Many people would hestitate to mention politics in polite conversation (sex, politics and religion are still taboo?) but feel they can do it via social media.That gives us more information on friends - sometimes stuff we don't want to know!
People still seem to wrongly assume that their friends or aquaintances share their views though... which is strange.
Check out this great app which replaces political posts with pictures of cats.
And here's a link to the sort of political insights you get from friends which might turn you off them!

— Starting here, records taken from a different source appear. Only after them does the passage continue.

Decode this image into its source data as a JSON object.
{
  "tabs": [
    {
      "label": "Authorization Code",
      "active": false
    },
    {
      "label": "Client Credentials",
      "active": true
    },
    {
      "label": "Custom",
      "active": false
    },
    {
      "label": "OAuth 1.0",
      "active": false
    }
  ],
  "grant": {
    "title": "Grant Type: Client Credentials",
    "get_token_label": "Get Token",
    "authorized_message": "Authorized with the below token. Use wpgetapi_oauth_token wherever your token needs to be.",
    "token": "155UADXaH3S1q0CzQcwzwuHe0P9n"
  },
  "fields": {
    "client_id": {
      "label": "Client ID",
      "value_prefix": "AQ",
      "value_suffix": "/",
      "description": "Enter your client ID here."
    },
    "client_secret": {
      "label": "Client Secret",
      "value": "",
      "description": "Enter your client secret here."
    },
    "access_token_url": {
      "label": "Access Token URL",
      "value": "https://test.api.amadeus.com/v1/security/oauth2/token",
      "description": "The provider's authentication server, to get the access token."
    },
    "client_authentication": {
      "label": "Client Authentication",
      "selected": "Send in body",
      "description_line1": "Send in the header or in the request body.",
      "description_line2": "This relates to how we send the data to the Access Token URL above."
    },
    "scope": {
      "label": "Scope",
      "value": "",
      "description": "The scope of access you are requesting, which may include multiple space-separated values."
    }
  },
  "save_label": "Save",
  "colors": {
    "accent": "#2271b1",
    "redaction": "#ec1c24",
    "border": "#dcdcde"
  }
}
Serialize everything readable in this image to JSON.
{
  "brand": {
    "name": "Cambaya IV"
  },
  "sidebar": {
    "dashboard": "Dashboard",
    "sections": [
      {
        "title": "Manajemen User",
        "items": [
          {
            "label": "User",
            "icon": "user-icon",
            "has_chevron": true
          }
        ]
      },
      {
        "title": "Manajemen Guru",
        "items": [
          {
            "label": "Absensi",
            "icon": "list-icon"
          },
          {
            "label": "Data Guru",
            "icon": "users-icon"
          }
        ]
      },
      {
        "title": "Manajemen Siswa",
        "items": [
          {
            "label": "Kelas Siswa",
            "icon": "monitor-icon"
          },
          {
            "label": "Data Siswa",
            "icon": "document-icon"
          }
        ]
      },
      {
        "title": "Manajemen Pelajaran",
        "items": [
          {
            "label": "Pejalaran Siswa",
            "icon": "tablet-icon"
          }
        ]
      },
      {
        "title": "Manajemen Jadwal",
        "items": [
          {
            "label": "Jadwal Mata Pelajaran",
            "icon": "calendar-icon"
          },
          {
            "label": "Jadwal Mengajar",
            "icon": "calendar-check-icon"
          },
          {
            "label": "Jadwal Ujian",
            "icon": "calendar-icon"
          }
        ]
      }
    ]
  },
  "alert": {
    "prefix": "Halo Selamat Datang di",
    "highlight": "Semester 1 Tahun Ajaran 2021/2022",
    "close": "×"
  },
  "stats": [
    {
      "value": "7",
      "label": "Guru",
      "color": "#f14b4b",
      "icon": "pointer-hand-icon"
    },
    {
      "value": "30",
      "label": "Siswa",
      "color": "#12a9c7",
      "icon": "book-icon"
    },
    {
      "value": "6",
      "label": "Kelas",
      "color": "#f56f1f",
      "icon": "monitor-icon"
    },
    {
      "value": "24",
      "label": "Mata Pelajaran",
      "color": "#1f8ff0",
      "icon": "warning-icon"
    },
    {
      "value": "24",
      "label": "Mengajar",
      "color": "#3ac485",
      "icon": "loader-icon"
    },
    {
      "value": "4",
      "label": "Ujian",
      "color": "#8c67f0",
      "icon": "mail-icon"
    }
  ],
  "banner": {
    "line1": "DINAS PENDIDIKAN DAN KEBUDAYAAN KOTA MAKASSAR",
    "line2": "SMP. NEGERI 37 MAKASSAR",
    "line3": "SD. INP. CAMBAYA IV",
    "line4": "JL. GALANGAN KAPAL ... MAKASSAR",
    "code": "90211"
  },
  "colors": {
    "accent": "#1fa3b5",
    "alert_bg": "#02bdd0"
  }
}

Greg, that's an excellent infographic from you, and some incredible, and useful, statistics. Anyone reading my article should click on Greg's link as well. It's fascinating. The amount of social media interaction was indeed phenomenal. It helps make my point even better - it was the election that provided this means for social media to become a commonplace form of discussion. Not THE forum, and not the forum that is decisive and impactful on its own - but a mature and important part of civic life.